Originally Posted by CloakNNNdagger
Microfracture surgery is only performed when joint bone is denuded of its cartilage coverage. The fibrous tissue substitute it creates is neither thick nor durable. It is typically a last ditch effort to preserve the function of the joint. If it done for a very small area, a player may just squeak through. If it is a loss of significant cartilage caused by previous injury/surgery, success rate is dismal.
In Williams case, I have no doubt that he suffered significant cartilage damage at his initially reported "tweaked knee." The arthroscopy then was performed to remove loose and damaged cartilage, exposing some underlying bare knee joint bone. He returned to play too soon thus further breaking off bits of damaged cartilage. During this surgery, further cleanup of cartilage, thus exposing more bone surface would have likely been performed prior to the microfracture drilling. Keep in mind that after joint bone denuding of cartilage and drilling into the bone, arthritis naturally quickly ensues.
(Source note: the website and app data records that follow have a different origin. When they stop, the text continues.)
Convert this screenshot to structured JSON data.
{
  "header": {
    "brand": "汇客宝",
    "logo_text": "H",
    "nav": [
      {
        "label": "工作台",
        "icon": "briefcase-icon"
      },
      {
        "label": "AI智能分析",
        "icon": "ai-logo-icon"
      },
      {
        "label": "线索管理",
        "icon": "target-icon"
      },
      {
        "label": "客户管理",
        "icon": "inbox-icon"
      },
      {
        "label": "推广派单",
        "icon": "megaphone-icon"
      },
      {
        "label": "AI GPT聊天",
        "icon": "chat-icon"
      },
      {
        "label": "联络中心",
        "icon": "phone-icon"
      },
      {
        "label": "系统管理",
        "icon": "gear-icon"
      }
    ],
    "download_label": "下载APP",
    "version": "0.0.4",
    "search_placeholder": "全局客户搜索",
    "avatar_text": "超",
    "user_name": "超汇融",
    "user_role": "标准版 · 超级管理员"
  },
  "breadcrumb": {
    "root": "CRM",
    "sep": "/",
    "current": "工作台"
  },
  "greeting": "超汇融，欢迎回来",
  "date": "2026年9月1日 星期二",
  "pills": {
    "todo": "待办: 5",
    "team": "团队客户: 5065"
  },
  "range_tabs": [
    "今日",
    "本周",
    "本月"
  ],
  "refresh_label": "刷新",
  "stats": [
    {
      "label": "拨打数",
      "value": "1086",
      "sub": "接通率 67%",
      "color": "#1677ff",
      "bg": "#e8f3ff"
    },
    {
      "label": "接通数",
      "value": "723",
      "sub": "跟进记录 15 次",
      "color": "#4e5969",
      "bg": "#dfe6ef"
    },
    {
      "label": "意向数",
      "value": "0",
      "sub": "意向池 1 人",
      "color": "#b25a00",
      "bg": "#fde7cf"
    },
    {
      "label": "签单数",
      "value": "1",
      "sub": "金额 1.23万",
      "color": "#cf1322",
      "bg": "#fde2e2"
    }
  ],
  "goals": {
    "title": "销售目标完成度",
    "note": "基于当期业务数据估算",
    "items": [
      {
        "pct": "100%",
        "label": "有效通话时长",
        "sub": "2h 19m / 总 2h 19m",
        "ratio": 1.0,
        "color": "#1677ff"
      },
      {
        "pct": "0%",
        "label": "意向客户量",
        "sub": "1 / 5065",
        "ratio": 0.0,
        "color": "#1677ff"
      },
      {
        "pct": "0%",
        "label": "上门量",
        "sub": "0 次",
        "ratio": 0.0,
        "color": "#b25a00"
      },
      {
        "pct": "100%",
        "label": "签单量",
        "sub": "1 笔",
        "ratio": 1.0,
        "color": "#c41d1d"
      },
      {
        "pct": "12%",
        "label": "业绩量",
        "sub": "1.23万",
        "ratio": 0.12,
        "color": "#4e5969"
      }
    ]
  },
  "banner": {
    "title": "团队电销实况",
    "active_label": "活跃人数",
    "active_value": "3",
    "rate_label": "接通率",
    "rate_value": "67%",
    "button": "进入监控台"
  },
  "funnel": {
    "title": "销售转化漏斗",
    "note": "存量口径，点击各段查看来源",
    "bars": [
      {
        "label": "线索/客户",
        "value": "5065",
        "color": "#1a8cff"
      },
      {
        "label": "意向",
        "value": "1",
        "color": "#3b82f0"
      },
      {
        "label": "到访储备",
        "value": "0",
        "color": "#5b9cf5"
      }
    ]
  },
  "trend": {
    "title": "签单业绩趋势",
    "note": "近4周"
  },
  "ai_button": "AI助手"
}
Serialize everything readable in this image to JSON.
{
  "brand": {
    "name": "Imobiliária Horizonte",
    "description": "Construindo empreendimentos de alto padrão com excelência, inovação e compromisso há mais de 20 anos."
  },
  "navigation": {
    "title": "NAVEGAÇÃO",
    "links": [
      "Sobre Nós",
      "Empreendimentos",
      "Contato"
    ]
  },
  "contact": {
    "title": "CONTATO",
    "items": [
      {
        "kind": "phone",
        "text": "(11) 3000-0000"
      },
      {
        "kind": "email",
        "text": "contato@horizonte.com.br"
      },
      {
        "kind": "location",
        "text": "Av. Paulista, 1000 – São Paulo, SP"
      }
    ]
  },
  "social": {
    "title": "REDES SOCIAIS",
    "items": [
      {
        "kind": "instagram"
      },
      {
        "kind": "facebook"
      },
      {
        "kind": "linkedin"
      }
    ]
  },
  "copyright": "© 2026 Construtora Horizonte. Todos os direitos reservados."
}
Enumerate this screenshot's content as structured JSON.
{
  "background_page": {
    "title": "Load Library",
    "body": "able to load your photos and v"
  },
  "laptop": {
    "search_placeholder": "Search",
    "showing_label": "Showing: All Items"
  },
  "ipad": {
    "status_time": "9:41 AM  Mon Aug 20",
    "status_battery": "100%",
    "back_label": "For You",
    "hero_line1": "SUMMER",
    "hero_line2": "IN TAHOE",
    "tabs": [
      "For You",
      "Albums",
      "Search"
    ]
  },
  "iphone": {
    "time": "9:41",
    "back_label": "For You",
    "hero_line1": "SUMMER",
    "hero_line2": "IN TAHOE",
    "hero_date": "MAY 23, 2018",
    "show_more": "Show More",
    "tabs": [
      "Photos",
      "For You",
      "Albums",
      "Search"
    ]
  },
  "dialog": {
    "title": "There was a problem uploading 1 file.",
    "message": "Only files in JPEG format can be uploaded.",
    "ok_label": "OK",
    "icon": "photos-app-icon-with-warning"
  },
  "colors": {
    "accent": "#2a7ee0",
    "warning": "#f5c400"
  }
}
Not a terribly rosey picture for the future.
So a bit off topic but considering the pro football prognosis of microfracture surgery,
How far off are we from seeing NFL players with replacement joints???